Photo of Caroline Wylie Caroline Wylie: The key practices can also support formative assessment by giving the student and teacher a series of questions. The teacher can use those questions as part of the instructional discussion when engaging the class or responding to the students’ writing. For the students, these questions can function as step-by-step guides that tackle the complex task of composing an argumentative essay, as well as help them reflect on their work as it emerges.

Photo of Christine Lyon Christine Lyon: Classroom assessment tasks built on key practices offer students a chance to provide evidence of their understanding. These tasks offer scaffolding, by teasing apart the distinct phases of the work, and allow the students to engage in key practices that deepen their understanding of a subject. Such tasks can also disentangle multiple sub-goals and skills, which can help a teacher understand why a student fails to complete a complex task and whether the student masters all the phases within a key practice.

Can key practices be used in developing an assessment?

Photo of Paul Deane Paul Deane: Certainly! The phases in the key practice “work flow” (see in Figure 1) correspond to skills that students need to develop. This perspective helps us build assessment tasks that allow students to demonstrate their understanding of particular skills. When you ask students to construct an argument, you are actually asking them to engage with an interconnected array of skills, which we can measure if the assessment task is based on a key practice. Such an assessment task can model the steps that an expert might have taken to achieve a goal. It can also illustrate the kinds of social contexts within which students might attempt similar tasks.

Paul Deane, Caroline Wylie and Christine Lyon work in ETS's Research & Development division. Deane is Principal Research Scientist, Wylie is a Research Director and Lyon is a Lead Research Project Manager.

Terms Explained

Learning progressions

A way to describe how students learn. They are becoming more common in both educational research and practice. One definition for a learning progression that we have used comes from Deane, Sabatini and O’Reilly (2012):

A description of qualitative change in a student’s level of sophistication for a key concept, process, strategy, practice, or habit of mind.
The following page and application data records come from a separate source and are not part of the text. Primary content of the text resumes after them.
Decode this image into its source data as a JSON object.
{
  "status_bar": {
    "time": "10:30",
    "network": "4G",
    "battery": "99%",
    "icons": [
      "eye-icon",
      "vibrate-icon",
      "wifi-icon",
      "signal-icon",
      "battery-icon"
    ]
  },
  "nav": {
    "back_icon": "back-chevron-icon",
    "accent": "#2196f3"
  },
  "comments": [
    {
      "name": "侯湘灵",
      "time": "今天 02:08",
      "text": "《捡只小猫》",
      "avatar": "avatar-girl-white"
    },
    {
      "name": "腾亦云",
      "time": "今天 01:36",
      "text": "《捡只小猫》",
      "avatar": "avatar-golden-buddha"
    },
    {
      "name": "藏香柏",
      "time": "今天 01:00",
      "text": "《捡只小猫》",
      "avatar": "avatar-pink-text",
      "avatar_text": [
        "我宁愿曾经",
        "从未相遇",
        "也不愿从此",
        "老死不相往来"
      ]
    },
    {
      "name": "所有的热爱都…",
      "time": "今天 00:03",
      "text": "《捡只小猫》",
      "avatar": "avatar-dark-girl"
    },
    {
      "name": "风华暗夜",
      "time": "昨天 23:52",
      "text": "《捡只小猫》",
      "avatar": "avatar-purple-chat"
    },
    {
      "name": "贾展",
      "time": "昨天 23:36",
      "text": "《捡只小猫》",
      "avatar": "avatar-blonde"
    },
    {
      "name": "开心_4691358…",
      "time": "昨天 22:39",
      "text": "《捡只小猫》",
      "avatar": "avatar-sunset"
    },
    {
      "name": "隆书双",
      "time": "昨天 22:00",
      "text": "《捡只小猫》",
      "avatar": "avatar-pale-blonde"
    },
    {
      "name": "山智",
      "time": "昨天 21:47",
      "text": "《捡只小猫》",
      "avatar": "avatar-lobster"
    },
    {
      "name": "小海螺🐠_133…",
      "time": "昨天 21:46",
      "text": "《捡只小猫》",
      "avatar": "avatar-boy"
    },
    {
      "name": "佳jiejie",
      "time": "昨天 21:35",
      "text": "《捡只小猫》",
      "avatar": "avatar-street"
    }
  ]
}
Change in student standing on such a progression may be due to a variety of factors, including maturation and instruction. Each progression is presumed to be modal — i.e., to hold for most, but not all, students. Finally, it is provisional, subject to empirical verification and theoretical challenge (as quoted in Randy Elliot Bennett: The Changing Nature of Educational Assessment, Review of Research in Education, v39(1), 380, March 2015).

Formative assessment
Assessing students' skills for the purpose of planning instruction for those students. Formative assessment is done before instruction begins and/or while it is taking place.

Learn more

Deane, P., Sabatini, J., Feng, G., Sparks, J., Song, Y., Fowles, M., & Foley, C. (2015). Key practices in the English Language Arts (ELA): Linking Learning Theory, Assessment, and Instruction (Research Report No. RR-15-17). Princeton, NJ: Educational Testing Service. https://doi.org/10.1002/ets2.12063

Deane, P., & Song, Y. (2015). The Key Practice, Discuss and Debate Ideas: Conceptual Framework, Literature Review, and Provisional Learning Progressions for Argumentation (Research Report No. RR-15-33). Princeton, NJ: Educational Testing Service. https://doi.org/10.1002/ets2.12079

O’Reilly, T., Deane, P., & Sabatini, J. (2015). Building and Sharing Knowledge Key Practice: What Do You Know, What Don't You Know, What Did You Learn? (Research Report No. RR-15-24). Princeton, NJ: Educational Testing Service. https://doi.org/10.1002/ets2.12074

Sandberg, H. (2016). Teaching and Assessing Mathematics Using Learning Progressions (Focus on ETS R&D, No. 3). Princeton, NJ: Educational Testing Service.

Song, Y., Dean, P., Graf. E. A., & van Rijn, P. (2013). Using Argumentation Learning Progressions to Support Teaching and Assessments of English Language Arts (R&D Connections, No. 22). Princeton, NJ: Educational Testing Service.

Wylie, C., & Lyon, C. (2012). Formative Assessment — Supporting Students’ Learning (R&D Connections, No. 19). Princeton, NJ: Educational Testing Service.